Then & Now
By Judy Salamacha
In the late 1800s worldwide travelers would pause in Cayucos to enjoy the Pedraita Family’s hospitality and cuisine.
Immigrants from Switzerland, they realized the need for a hotel and dining room near the busy pier and warehouse Captain James Cass had built by 1875.
Additionally, inland dairy farmers and pelt traders would frequent the busy docks bringing their wares to be shipped to Northern and Southern California. Among the regulars at Pedraita’s Cottage Hotel was the Hearst Family. From San Francisco to San Luis Obispo they’d travel by private railway car, then a horse-drawn surrey would pick them up for the ride up the Coast.
Satisfied by a 3-course meal for 50 cents, they’d continue the journey to their ranch above Cambria to camp in elaborate tents attended by many domestics.
“Our deed dates the building back to 1876 purchased from Captain Cass,” said Hank Eisemann. He and wife Mary Ellen purchased the property from Mrs. Pedraita in 1974 renaming it The Way Station. “The Pedraitas built the center section first, then brought in barns for a 12-room hotel on the north ell and kitchen and bakery pantry on the south. She was an excellent cook and successful from the beginning.”
The Eisemanns restored the aging property, repurposing the hotel rooms for shops. When long-time tenant, Cayucos Candy Counter, moved to another location, the restaurant operator, Chef Bill, requested a wine bar to showcase the fine wines stored in a wine cellar under the restaurant.
Currently, the upper level has three plush vacation rentals with magnificent views of Little Cayucos Creek and the Pacific. “Mrs. Pedraita always had a place with us,” said Hank. “Her cottage became the bakery and deli. We are enclosing the patio to accommodate more seating and special events.”

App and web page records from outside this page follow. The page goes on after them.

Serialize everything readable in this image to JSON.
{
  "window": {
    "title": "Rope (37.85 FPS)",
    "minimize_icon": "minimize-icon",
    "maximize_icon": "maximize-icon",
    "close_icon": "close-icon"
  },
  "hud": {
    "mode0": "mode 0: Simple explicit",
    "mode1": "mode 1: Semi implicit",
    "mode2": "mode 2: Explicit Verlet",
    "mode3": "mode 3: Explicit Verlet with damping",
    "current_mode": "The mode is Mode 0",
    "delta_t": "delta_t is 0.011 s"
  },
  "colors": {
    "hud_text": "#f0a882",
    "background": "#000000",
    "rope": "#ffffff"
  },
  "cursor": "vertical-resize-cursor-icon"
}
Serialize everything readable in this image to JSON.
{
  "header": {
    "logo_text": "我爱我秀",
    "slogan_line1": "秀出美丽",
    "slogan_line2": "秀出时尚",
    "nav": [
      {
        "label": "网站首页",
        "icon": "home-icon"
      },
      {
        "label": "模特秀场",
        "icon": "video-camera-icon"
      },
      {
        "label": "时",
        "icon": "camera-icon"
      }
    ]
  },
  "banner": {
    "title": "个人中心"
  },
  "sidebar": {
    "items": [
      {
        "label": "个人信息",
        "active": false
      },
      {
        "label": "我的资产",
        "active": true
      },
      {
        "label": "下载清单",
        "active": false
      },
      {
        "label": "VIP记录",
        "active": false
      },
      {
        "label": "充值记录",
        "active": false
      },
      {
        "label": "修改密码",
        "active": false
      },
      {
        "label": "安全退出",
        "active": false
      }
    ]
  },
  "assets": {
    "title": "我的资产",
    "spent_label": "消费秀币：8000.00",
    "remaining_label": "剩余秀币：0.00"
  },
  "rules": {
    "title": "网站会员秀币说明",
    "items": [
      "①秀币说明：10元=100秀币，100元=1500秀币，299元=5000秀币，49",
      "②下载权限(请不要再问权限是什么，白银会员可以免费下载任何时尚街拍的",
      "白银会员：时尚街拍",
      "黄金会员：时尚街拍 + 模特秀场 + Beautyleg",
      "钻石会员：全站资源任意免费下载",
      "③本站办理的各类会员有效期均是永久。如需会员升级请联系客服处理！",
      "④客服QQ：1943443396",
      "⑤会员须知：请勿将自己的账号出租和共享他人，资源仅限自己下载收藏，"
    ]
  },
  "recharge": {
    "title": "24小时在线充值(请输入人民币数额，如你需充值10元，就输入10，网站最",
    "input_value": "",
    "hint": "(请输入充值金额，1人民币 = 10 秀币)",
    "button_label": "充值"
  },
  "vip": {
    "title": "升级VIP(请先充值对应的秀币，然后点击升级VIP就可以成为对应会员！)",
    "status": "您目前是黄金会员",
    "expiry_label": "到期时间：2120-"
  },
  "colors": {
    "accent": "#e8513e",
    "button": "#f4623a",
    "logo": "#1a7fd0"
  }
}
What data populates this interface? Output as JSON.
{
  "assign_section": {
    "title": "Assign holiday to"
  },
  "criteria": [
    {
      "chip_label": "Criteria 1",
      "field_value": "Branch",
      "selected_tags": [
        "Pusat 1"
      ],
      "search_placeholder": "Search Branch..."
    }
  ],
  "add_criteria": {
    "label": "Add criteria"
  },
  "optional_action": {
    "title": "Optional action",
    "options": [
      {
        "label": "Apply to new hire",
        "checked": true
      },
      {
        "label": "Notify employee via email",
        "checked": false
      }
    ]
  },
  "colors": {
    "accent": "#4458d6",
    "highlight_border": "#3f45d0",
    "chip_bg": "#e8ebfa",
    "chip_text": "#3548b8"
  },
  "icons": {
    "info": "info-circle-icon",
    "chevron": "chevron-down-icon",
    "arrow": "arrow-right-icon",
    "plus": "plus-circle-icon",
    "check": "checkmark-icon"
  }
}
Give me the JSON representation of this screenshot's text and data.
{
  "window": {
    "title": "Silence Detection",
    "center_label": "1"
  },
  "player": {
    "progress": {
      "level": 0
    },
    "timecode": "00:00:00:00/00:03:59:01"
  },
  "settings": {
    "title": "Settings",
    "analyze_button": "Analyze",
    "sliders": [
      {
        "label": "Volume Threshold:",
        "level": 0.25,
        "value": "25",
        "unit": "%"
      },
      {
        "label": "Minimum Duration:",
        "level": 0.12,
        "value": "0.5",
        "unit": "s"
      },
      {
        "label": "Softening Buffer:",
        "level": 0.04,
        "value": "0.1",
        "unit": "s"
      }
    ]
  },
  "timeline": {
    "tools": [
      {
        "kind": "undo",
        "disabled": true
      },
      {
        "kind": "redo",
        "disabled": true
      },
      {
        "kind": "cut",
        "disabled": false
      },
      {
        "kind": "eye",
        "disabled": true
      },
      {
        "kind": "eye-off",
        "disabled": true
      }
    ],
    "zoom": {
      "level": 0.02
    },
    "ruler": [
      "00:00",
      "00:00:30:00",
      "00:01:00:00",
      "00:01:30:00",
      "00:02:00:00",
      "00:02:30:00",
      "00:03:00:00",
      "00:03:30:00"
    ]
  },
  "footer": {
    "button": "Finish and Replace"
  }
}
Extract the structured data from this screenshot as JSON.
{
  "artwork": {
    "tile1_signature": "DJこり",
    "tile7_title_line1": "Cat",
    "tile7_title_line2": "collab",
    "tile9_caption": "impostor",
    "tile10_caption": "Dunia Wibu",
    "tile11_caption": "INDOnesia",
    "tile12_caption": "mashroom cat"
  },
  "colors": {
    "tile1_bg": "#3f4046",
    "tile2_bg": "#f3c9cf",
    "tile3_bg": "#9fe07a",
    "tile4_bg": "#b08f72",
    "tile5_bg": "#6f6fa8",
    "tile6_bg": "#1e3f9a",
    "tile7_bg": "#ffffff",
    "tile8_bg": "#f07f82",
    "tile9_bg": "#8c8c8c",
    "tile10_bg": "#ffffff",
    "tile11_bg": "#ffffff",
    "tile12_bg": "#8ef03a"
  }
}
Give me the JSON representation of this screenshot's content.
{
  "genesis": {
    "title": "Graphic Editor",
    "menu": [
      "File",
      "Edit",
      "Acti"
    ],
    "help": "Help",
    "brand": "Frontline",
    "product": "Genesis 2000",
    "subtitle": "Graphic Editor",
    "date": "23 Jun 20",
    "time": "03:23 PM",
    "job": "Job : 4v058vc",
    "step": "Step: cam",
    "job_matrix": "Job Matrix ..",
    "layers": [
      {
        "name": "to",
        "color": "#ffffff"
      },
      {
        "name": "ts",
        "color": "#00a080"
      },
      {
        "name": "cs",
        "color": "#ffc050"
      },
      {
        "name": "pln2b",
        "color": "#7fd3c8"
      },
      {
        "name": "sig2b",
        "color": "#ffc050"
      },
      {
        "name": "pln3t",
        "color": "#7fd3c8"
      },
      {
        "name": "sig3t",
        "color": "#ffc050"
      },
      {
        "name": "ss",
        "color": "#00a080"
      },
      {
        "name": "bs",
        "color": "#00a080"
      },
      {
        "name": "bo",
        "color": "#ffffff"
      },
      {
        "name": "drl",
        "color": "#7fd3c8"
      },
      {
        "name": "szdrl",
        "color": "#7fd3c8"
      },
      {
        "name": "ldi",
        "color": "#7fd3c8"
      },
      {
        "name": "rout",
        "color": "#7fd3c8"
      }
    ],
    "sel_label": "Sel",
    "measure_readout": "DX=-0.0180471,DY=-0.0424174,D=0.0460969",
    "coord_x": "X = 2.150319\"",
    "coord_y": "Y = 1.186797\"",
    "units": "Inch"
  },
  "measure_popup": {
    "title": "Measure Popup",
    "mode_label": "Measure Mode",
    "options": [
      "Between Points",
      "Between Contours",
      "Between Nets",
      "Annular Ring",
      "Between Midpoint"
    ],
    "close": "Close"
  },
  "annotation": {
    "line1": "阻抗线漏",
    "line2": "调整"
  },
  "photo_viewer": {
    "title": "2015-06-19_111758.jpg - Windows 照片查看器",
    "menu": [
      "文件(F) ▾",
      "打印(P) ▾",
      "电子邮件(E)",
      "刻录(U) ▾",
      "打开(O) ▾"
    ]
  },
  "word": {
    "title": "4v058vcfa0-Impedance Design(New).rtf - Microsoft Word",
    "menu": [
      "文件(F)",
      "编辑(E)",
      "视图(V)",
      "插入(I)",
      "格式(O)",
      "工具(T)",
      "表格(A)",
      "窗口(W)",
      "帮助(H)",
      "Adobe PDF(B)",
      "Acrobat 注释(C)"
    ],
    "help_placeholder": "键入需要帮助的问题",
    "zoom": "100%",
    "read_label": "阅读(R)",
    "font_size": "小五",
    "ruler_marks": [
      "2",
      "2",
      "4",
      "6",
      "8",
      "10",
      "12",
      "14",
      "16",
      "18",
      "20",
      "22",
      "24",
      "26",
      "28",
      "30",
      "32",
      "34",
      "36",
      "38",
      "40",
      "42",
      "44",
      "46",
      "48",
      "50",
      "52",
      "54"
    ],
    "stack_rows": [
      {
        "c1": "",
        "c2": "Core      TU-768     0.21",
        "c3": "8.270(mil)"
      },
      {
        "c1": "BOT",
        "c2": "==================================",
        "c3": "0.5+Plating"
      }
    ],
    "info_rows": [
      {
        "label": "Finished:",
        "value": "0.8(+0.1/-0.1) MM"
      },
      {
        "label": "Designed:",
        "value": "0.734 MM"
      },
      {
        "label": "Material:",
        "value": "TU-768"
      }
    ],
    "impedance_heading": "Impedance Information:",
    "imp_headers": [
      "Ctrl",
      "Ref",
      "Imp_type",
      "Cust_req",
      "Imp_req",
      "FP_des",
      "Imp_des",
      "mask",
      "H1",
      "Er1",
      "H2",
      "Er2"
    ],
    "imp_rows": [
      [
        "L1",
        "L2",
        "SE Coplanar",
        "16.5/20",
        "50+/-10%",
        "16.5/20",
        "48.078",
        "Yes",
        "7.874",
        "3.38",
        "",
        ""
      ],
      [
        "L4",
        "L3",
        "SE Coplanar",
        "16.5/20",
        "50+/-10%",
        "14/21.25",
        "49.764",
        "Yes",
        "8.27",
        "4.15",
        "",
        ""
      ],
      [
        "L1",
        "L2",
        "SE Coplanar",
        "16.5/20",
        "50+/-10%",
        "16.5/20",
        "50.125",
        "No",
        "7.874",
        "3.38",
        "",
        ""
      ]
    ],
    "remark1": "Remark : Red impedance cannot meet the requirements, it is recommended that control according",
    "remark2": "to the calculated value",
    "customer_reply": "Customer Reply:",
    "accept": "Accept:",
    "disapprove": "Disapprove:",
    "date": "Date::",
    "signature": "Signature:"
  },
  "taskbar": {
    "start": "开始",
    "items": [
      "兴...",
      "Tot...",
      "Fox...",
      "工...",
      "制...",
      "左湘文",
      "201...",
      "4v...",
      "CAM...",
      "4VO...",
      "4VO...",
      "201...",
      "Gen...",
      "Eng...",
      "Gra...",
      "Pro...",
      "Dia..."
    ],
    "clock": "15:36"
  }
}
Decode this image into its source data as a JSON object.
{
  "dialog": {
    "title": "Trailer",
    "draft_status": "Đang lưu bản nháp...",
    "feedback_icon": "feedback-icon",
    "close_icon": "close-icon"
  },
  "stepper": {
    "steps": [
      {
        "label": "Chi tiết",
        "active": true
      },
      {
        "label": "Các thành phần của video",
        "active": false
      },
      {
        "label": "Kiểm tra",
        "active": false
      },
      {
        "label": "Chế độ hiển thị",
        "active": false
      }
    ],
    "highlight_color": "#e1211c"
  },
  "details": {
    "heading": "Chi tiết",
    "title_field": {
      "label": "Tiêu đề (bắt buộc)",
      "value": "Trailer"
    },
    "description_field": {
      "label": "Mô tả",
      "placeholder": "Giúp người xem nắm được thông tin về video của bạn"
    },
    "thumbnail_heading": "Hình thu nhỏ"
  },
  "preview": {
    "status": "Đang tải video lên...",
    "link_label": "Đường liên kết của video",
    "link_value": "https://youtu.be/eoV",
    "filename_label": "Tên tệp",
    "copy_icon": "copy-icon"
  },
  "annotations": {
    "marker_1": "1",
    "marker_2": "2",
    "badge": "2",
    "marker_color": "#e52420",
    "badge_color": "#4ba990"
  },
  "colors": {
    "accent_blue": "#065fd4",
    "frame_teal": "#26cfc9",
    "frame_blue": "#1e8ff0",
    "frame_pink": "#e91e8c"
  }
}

The Eisemanns cherish the history of the building. It’s décor sparks memories of times gone by, with antique art and historical photography. When available Hank loves to tour guests through the annotated collection.
“World renowned pianist, Padewereski, who was the first prime minister of Poland, played in the parlor and brought visiting artists like Madam Schumanheinke to perform. Our daughter owns Salinas Dance School and restored the piano for her studio.”
The first restaurant operator was Sue Patchen who had Cayucos’ first meat market. In 1992, a fire shut down the restaurant. In 2001, Chef Hoppe reintroduced fine dining until his untimely death in 2010.
But the outdoor patio garden is Hank’s pride and passion. He laid the 20,000 bricks and planted each plant. It is now his daily joy to maintain it. “Our son Marc is a local contractor. He repurposed the wood to build the enclosure.” Birds and butterflies love the garden and locals find solace sitting in the lush sunken area. “Marc has modernized the kitchen and built a mammoth barbecue area on the patio. Pizza and tapas can be prepared in the Italian wood-burning oven.”
Hank and Mary Ellen are as interesting as their historic building. They met attending San Jose State and have been married “61.5 years.” She taught kindergarten in Salinas for 30 years. Besides expert gardening, Hank has written several children’s books and was the first to document the story of “Hump-Free the Wrong-Way Whale” in an illustrated book. Mary Ellen loves to collect pumps and engines and in 1974 started the Cayucos Antique and Steam Engine Show — set for Memorial Day Weekend this year.
After a lengthy search, the Eisemanns have selected a new generation of restaurateurs to re-open for business. Lunada Garden Bistro is family-owned and operated by Markco Lucatero, Jorge Lopez, Pablo Favila and Jessica Favila.
They’ve worked day and night to present an American/European bistro menu to open in early May, including patio dining, wine bar and The Coffee Bar. “My mom’s (Eva Mercedes) cheesecake is really good — she has a magic touch when cooking,” said Jessica.
The entire family has worked in the restaurant industry for years at quality eateries including Cambria Pines Lodge, Moonstone Beach Bar & Grill, Sea Chest Restaurant & Oyster Bar, Indigo Moon, Centrally Grown and French Corner Bakery of Cambria.
It was a family dream to join family-forces in their own restaurant. Marcko spoke for the group when he said, “We are so grateful to the Eisemanns for giving us the chance. They liked our menu.”
Pablo said, “We hope Cayucos will want us involved. Many have been welcoming us and see we are working hard.”
Jorge added, “We’ve tried every restaurant in Cayucos and met the people. We’re putting our heart and soul into this.”
And Jessica said, “We want to be part of Cayucos — be involved in the community.”
Freelance writer, columnist and author, Judy Salamacha’s Then & Now column is a regular feature of Simply Clear Marketing & Media. Contact her at: firstname.lastname@example.org or (805) 801-1422 with story ideas.